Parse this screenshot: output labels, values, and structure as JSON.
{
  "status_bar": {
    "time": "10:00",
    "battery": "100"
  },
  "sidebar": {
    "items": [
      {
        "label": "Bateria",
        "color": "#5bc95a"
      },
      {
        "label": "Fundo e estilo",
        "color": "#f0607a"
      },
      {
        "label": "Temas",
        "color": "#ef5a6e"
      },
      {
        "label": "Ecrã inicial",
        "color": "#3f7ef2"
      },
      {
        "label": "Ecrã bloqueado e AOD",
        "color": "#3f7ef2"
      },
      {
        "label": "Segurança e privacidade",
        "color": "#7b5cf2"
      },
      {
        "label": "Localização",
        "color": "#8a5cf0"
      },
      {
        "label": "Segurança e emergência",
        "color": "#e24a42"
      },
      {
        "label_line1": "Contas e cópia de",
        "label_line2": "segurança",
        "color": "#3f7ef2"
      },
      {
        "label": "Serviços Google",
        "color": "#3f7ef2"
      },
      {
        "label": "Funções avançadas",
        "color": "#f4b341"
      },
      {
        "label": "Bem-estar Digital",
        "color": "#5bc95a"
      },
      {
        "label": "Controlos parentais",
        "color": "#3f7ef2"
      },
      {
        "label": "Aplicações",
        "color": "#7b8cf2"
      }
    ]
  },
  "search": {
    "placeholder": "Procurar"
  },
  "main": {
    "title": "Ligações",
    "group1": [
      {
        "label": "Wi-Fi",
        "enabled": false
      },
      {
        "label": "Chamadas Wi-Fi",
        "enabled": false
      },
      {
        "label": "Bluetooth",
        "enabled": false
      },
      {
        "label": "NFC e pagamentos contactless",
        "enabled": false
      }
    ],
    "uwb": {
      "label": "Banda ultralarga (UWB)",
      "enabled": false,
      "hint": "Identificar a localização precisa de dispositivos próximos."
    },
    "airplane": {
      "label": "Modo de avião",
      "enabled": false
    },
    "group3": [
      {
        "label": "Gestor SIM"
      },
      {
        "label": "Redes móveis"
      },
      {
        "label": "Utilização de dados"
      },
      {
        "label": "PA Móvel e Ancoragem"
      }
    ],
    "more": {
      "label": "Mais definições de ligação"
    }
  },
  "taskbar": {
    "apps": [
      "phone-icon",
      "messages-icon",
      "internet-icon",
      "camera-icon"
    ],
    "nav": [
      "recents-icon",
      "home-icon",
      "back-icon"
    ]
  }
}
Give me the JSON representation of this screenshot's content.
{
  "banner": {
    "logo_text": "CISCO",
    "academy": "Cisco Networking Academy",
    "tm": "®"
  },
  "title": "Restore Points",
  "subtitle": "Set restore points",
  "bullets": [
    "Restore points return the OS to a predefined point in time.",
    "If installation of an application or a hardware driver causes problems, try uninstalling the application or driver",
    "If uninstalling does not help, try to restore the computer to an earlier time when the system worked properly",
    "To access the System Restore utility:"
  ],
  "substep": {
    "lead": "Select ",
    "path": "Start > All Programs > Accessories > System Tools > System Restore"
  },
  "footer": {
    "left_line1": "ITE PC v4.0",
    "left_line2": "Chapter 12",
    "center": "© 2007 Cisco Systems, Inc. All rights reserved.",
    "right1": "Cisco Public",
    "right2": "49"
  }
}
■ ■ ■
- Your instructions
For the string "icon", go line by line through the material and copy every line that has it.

- Exercise output
      "phone-icon",
      "messages-icon",
      "internet-icon",
      "camera-icon"
      "recents-icon",
      "home-icon",
      "back-icon"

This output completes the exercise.